■ What is expected:
Output each line of the data below exactly, omitting any image.

::::

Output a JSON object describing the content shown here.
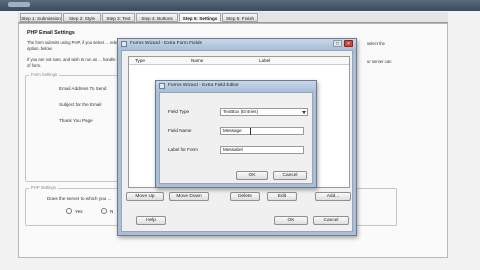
{
  "tabs": [
    "Step 1: Submission",
    "Step 2: Style",
    "Step 3: Text",
    "Step 4: Buttons",
    "Step 5: Settings",
    "Step 6: Finish"
  ],
  "main": {
    "title": "PHP Email Settings",
    "desc1": "The form submits using PHP, if you select ... relevant option, below.",
    "desc2": "If you are not sure, and wish to run as ... handle this type of form.",
    "right_text1": "select the",
    "right_text2": "ur server can",
    "form_settings_label": "Form Settings",
    "email_label": "Email Address To Send",
    "subject_label": "Subject for the Email",
    "thankyou_label": "Thank You Page",
    "php_settings_label": "PHP Settings",
    "server_question": "Does the server to which you ...",
    "yes": "Yes",
    "no": "N"
  },
  "extra_fields_dialog": {
    "title": "Forms Wizard - Extra Form Fields",
    "columns": [
      "Type",
      "Name",
      "Label"
    ],
    "move_up": "Move Up",
    "move_down": "Move Down",
    "delete": "Delete",
    "edit": "Edit",
    "add": "Add...",
    "help": "Help",
    "ok": "OK",
    "cancel": "Cancel"
  },
  "field_editor_dialog": {
    "title": "Forms Wizard - Extra Field Editor",
    "field_type_label": "Field Type",
    "field_type_value": "TextBox (Entries)",
    "field_name_label": "Field Name",
    "field_name_value": "Message",
    "label_for_form_label": "Label for Form",
    "label_for_form_value": "Messabel",
    "ok": "OK",
    "cancel": "Cancel"
  },
  "colors": {
    "title_bar": "#a9bfd8",
    "close_button": "#c44a3c"
  }
}
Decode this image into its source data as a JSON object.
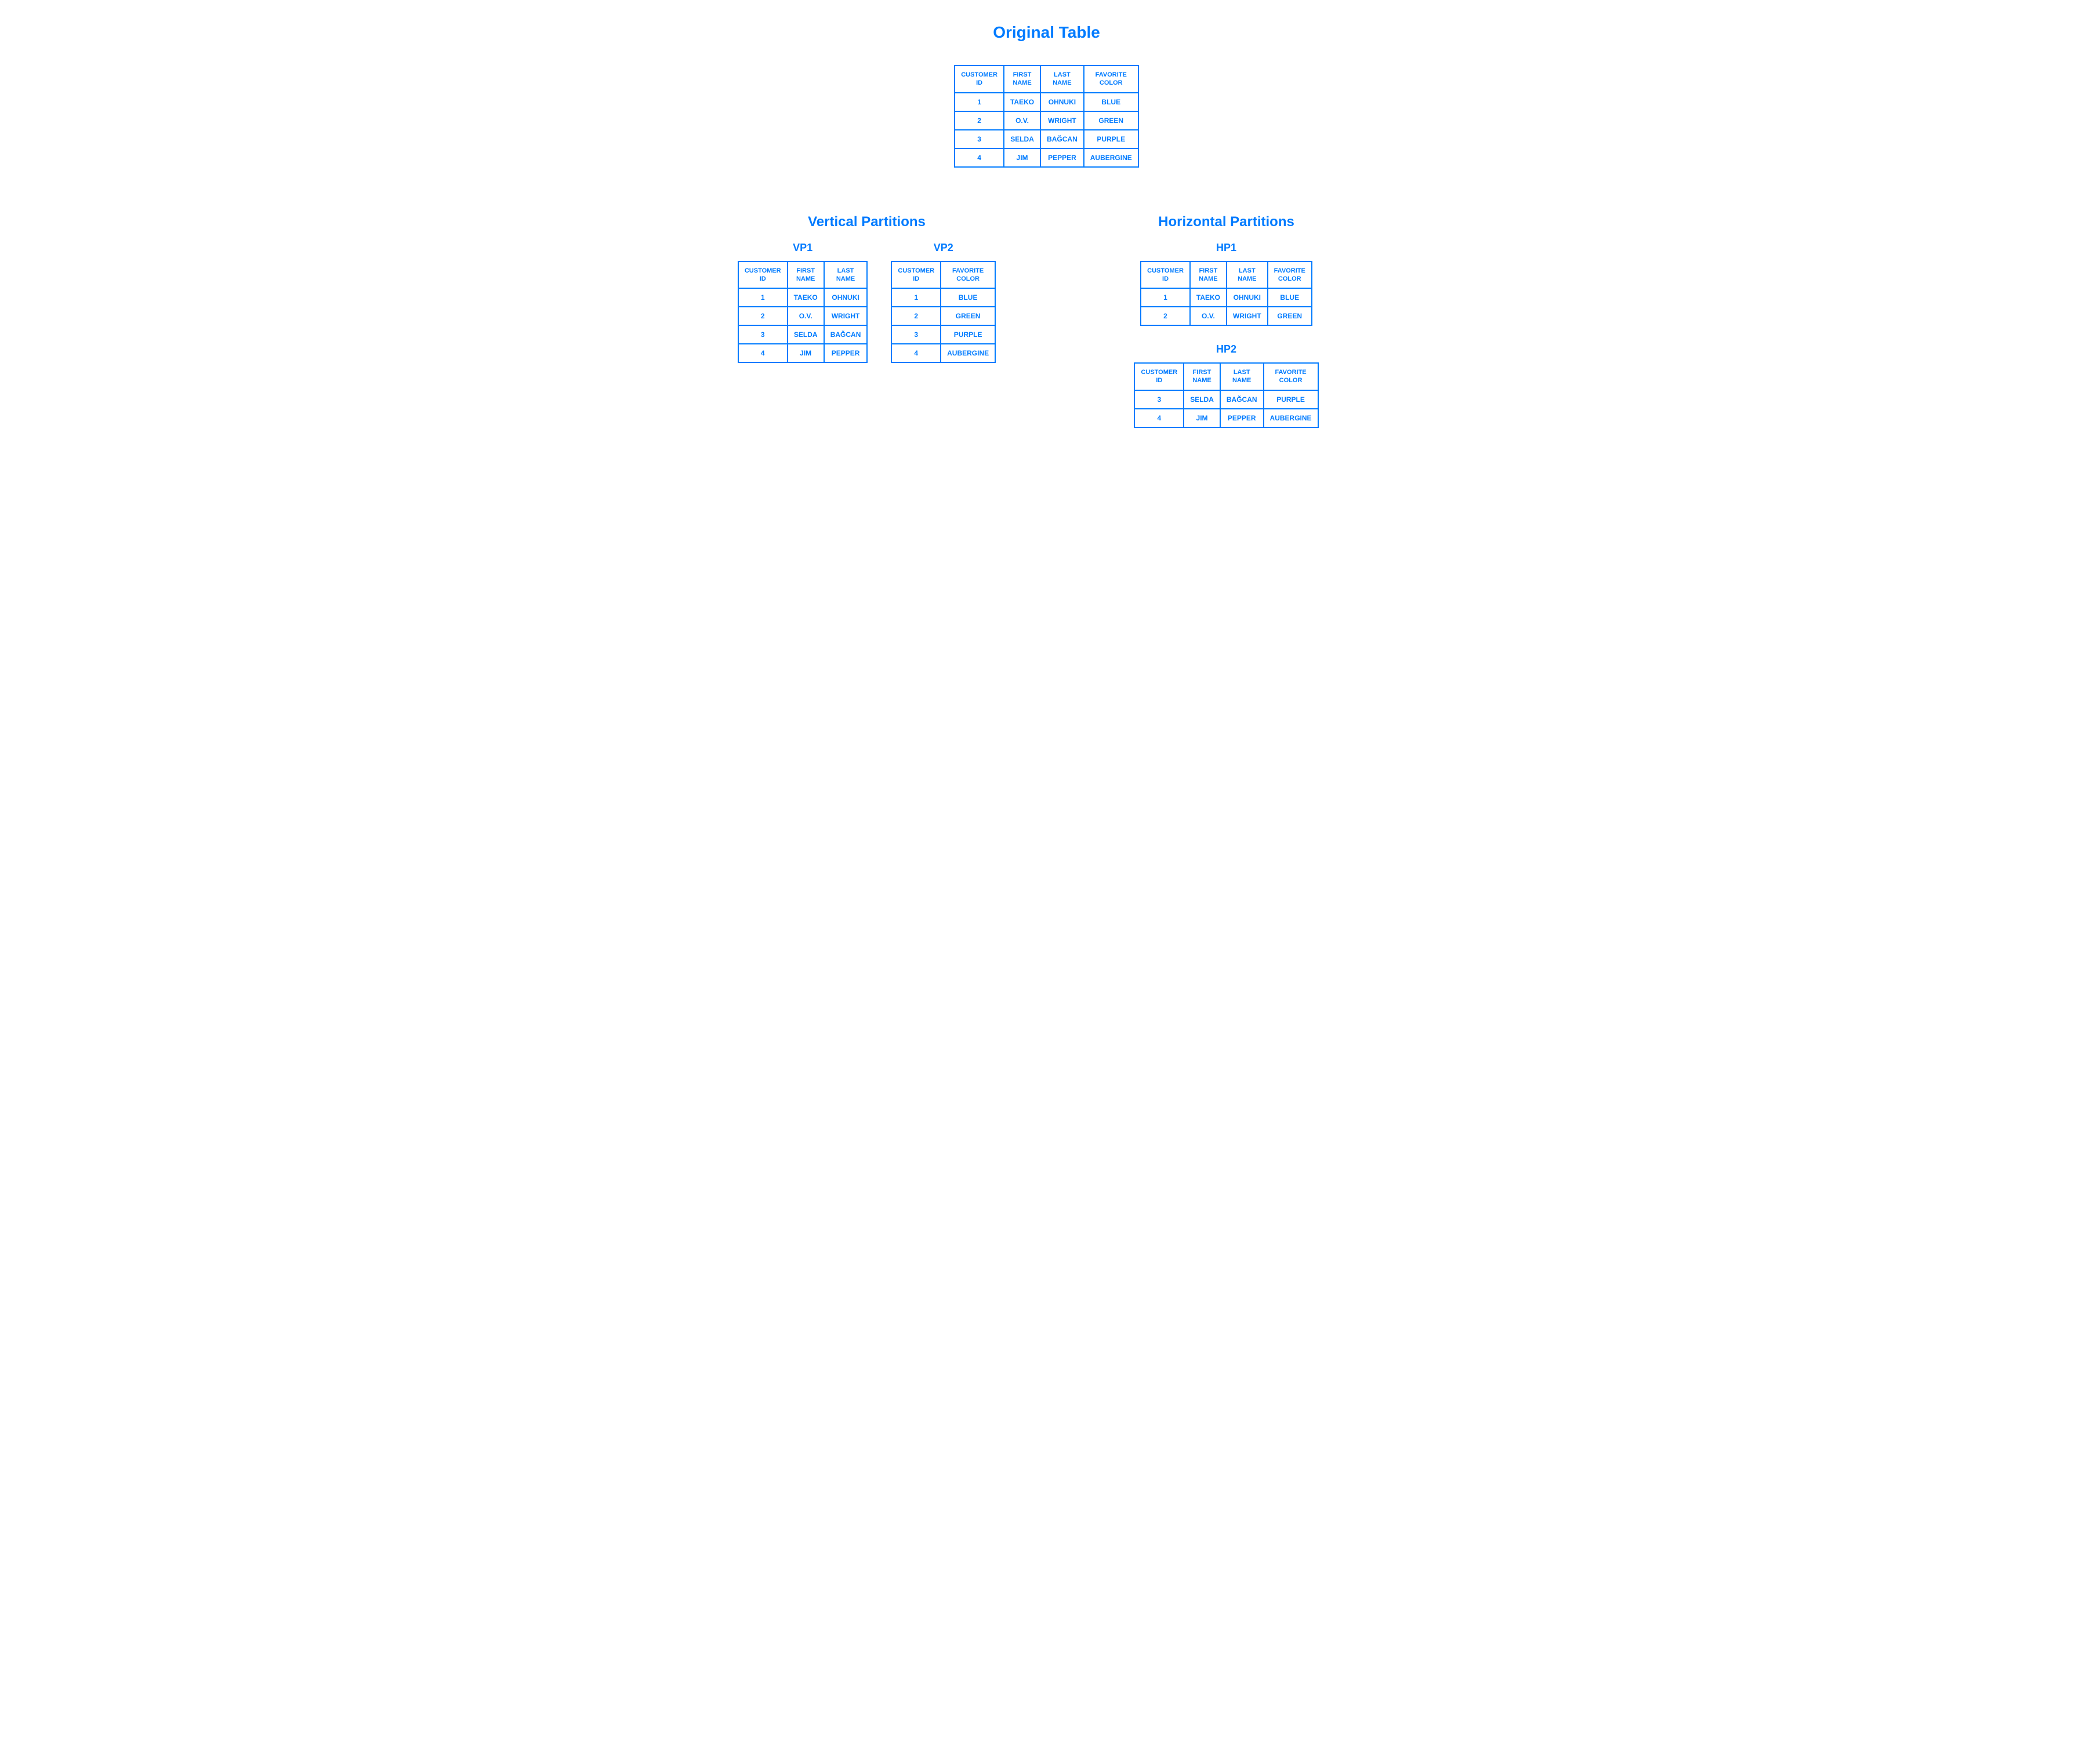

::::

■ Solution below:
Output a JSON object describing the content shown here.
{
  "tabs": [
    "Step 1: Submission",
    "Step 2: Style",
    "Step 3: Text",
    "Step 4: Buttons",
    "Step 5: Settings",
    "Step 6: Finish"
  ],
  "main": {
    "title": "PHP Email Settings",
    "desc1": "The form submits using PHP, if you select ... relevant option, below.",
    "desc2": "If you are not sure, and wish to run as ... handle this type of form.",
    "right_text1": "select the",
    "right_text2": "ur server can",
    "form_settings_label": "Form Settings",
    "email_label": "Email Address To Send",
    "subject_label": "Subject for the Email",
    "thankyou_label": "Thank You Page",
    "php_settings_label": "PHP Settings",
    "server_question": "Does the server to which you ...",
    "yes": "Yes",
    "no": "N"
  },
  "extra_fields_dialog": {
    "title": "Forms Wizard - Extra Form Fields",
    "columns": [
      "Type",
      "Name",
      "Label"
    ],
    "move_up": "Move Up",
    "move_down": "Move Down",
    "delete": "Delete",
    "edit": "Edit",
    "add": "Add...",
    "help": "Help",
    "ok": "OK",
    "cancel": "Cancel"
  },
  "field_editor_dialog": {
    "title": "Forms Wizard - Extra Field Editor",
    "field_type_label": "Field Type",
    "field_type_value": "TextBox (Entries)",
    "field_name_label": "Field Name",
    "field_name_value": "Message",
    "label_for_form_label": "Label for Form",
    "label_for_form_value": "Messabel",
    "ok": "OK",
    "cancel": "Cancel"
  },
  "colors": {
    "title_bar": "#a9bfd8",
    "close_button": "#c44a3c"
  }
}
Decode this image into its source data as a JSON object.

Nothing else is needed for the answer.